PROMPT: Repeat the data as given. Images do not go in the copy.

DATA:
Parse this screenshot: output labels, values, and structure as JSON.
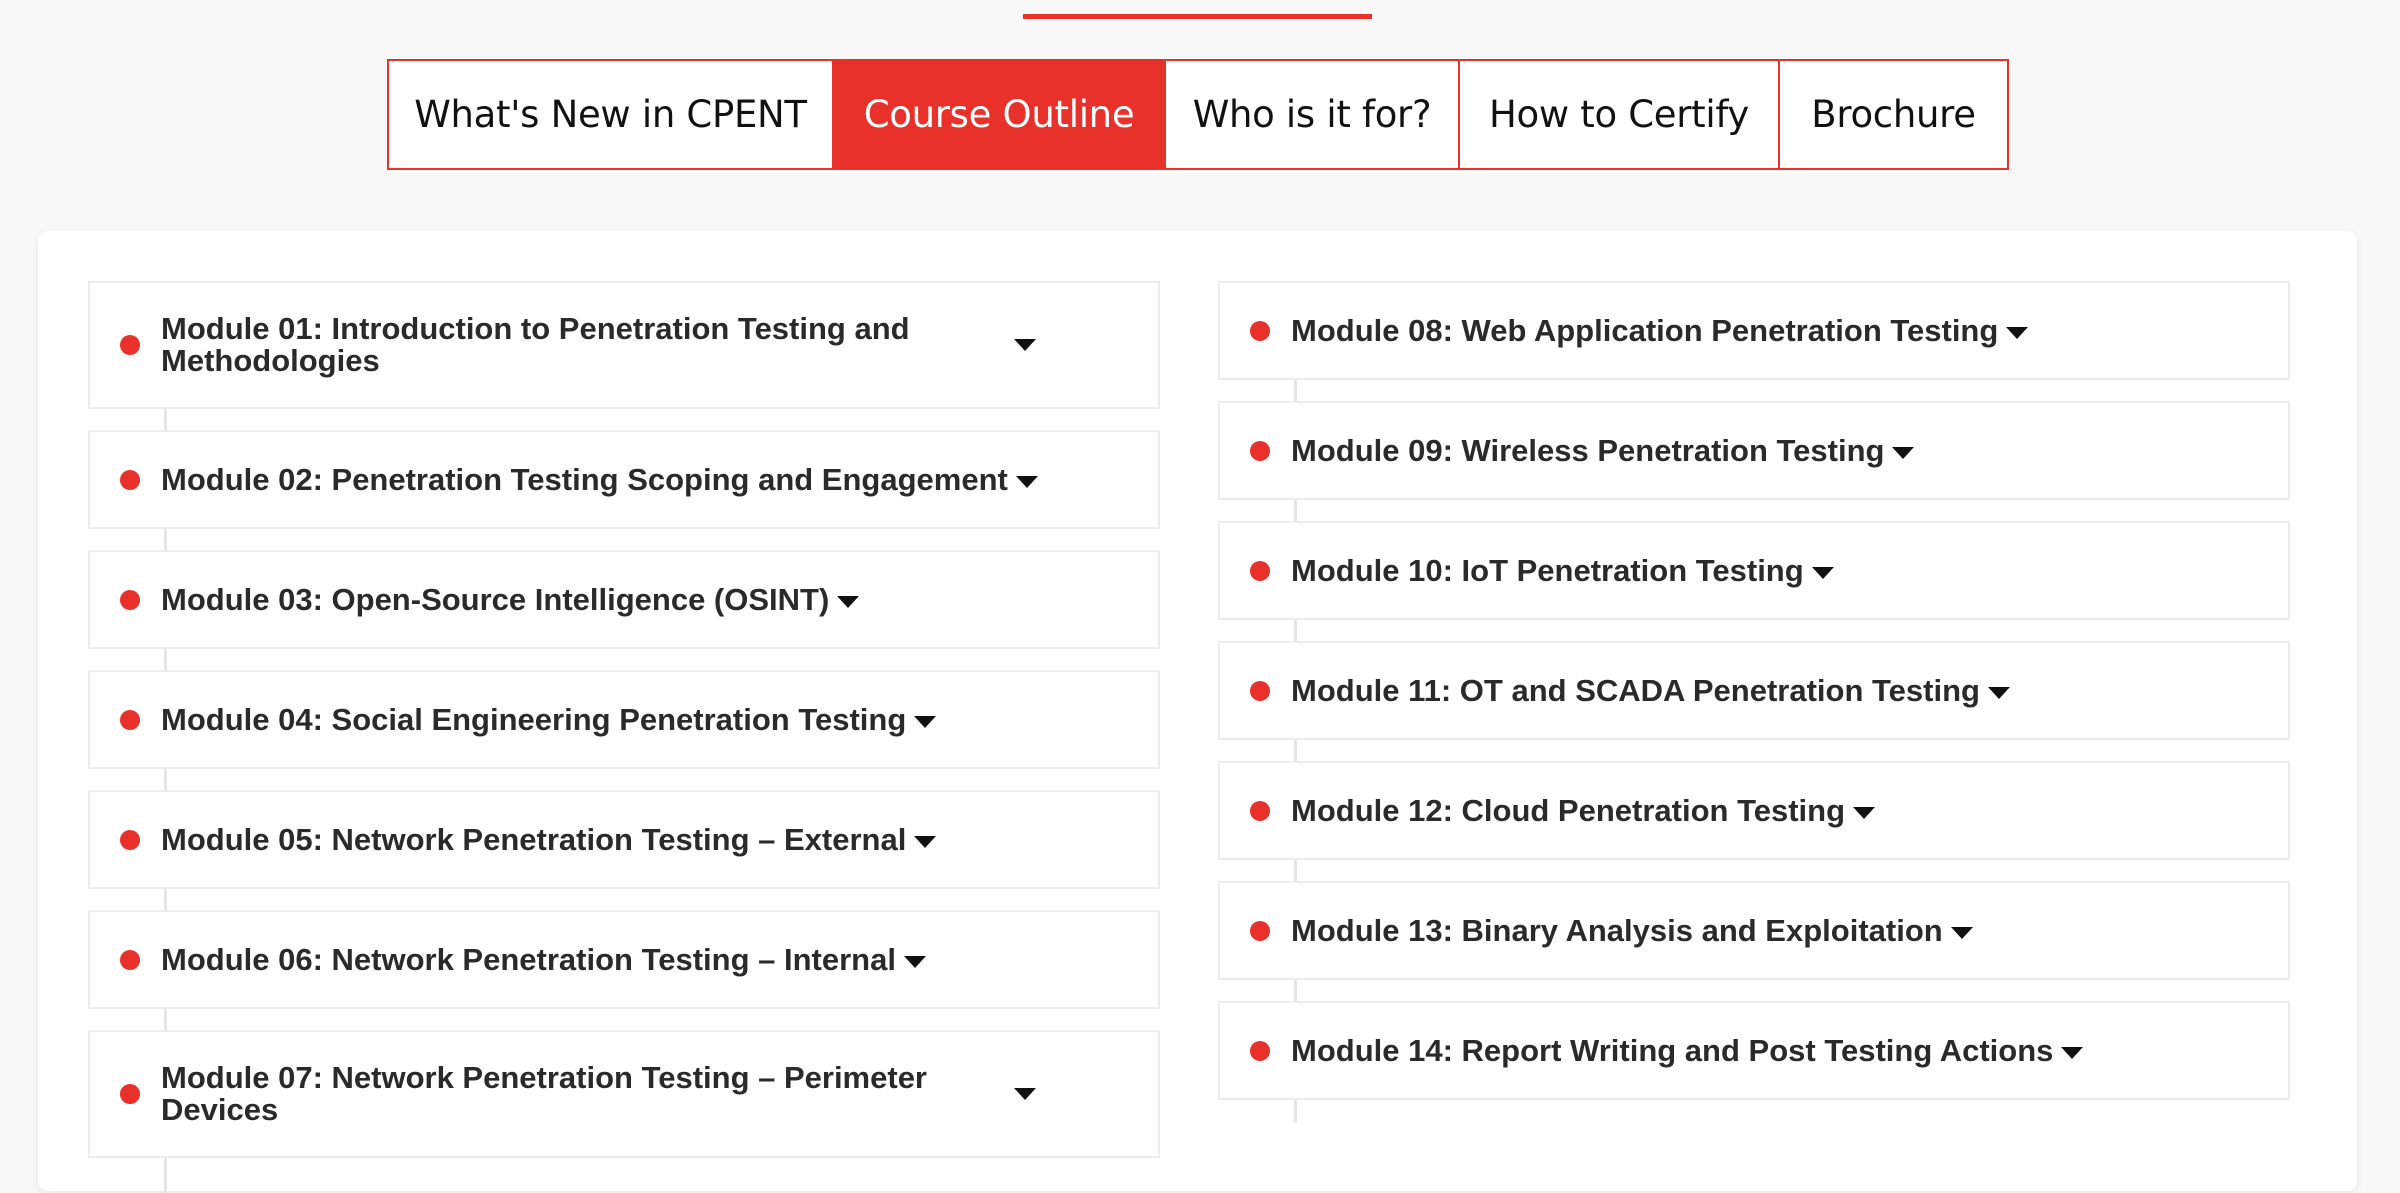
{
  "tabs": [
    {
      "label": "What's New in CPENT",
      "active": false
    },
    {
      "label": "Course Outline",
      "active": true
    },
    {
      "label": "Who is it for?",
      "active": false
    },
    {
      "label": "How to Certify",
      "active": false
    },
    {
      "label": "Brochure",
      "active": false
    }
  ],
  "modules_left": [
    {
      "label": "Module 01: Introduction to Penetration Testing and Methodologies"
    },
    {
      "label": "Module 02: Penetration Testing Scoping and Engagement"
    },
    {
      "label": "Module 03: Open-Source Intelligence (OSINT)"
    },
    {
      "label": "Module 04: Social Engineering Penetration Testing"
    },
    {
      "label": "Module 05: Network Penetration Testing – External"
    },
    {
      "label": "Module 06: Network Penetration Testing – Internal"
    },
    {
      "label": "Module 07: Network Penetration Testing – Perimeter Devices"
    }
  ],
  "modules_right": [
    {
      "label": "Module 08: Web Application Penetration Testing"
    },
    {
      "label": "Module 09: Wireless Penetration Testing"
    },
    {
      "label": "Module 10: IoT Penetration Testing"
    },
    {
      "label": "Module 11: OT and SCADA Penetration Testing"
    },
    {
      "label": "Module 12: Cloud Penetration Testing"
    },
    {
      "label": "Module 13: Binary Analysis and Exploitation"
    },
    {
      "label": "Module 14: Report Writing and Post Testing Actions"
    }
  ],
  "colors": {
    "accent": "#e8312a",
    "text": "#2a2a2a",
    "border": "#ececec"
  },
  "icons": {
    "module_bullet": "red-dot-icon",
    "module_toggle": "caret-down-icon"
  }
}
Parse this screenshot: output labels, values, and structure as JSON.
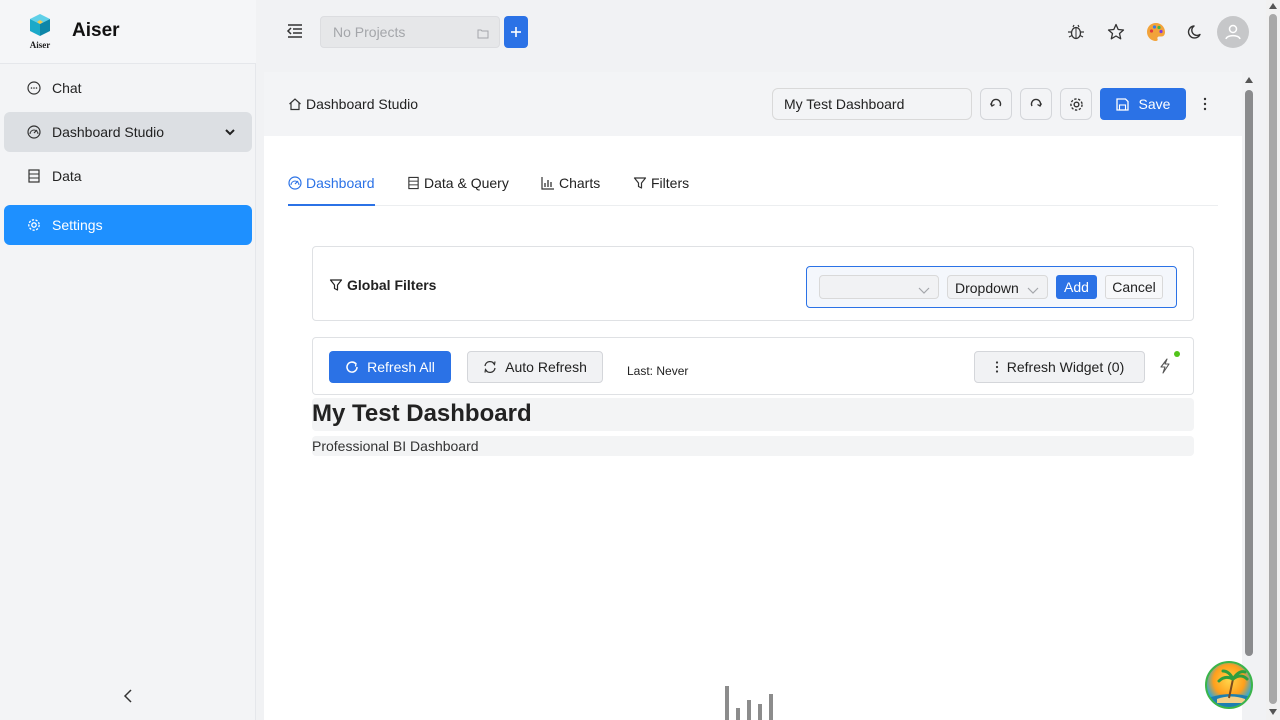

ANSWER AREA:
Parse this screenshot: output labels, values, and structure as JSON.
{
  "tabs": [
    {
      "label": "What's New in CPENT",
      "active": false
    },
    {
      "label": "Course Outline",
      "active": true
    },
    {
      "label": "Who is it for?",
      "active": false
    },
    {
      "label": "How to Certify",
      "active": false
    },
    {
      "label": "Brochure",
      "active": false
    }
  ],
  "modules_left": [
    {
      "label": "Module 01: Introduction to Penetration Testing and Methodologies"
    },
    {
      "label": "Module 02: Penetration Testing Scoping and Engagement"
    },
    {
      "label": "Module 03: Open-Source Intelligence (OSINT)"
    },
    {
      "label": "Module 04: Social Engineering Penetration Testing"
    },
    {
      "label": "Module 05: Network Penetration Testing – External"
    },
    {
      "label": "Module 06: Network Penetration Testing – Internal"
    },
    {
      "label": "Module 07: Network Penetration Testing – Perimeter Devices"
    }
  ],
  "modules_right": [
    {
      "label": "Module 08: Web Application Penetration Testing"
    },
    {
      "label": "Module 09: Wireless Penetration Testing"
    },
    {
      "label": "Module 10: IoT Penetration Testing"
    },
    {
      "label": "Module 11: OT and SCADA Penetration Testing"
    },
    {
      "label": "Module 12: Cloud Penetration Testing"
    },
    {
      "label": "Module 13: Binary Analysis and Exploitation"
    },
    {
      "label": "Module 14: Report Writing and Post Testing Actions"
    }
  ],
  "colors": {
    "accent": "#e8312a",
    "text": "#2a2a2a",
    "border": "#ececec"
  },
  "icons": {
    "module_bullet": "red-dot-icon",
    "module_toggle": "caret-down-icon"
  }
}
Parse this screenshot: output labels, values, and structure as JSON.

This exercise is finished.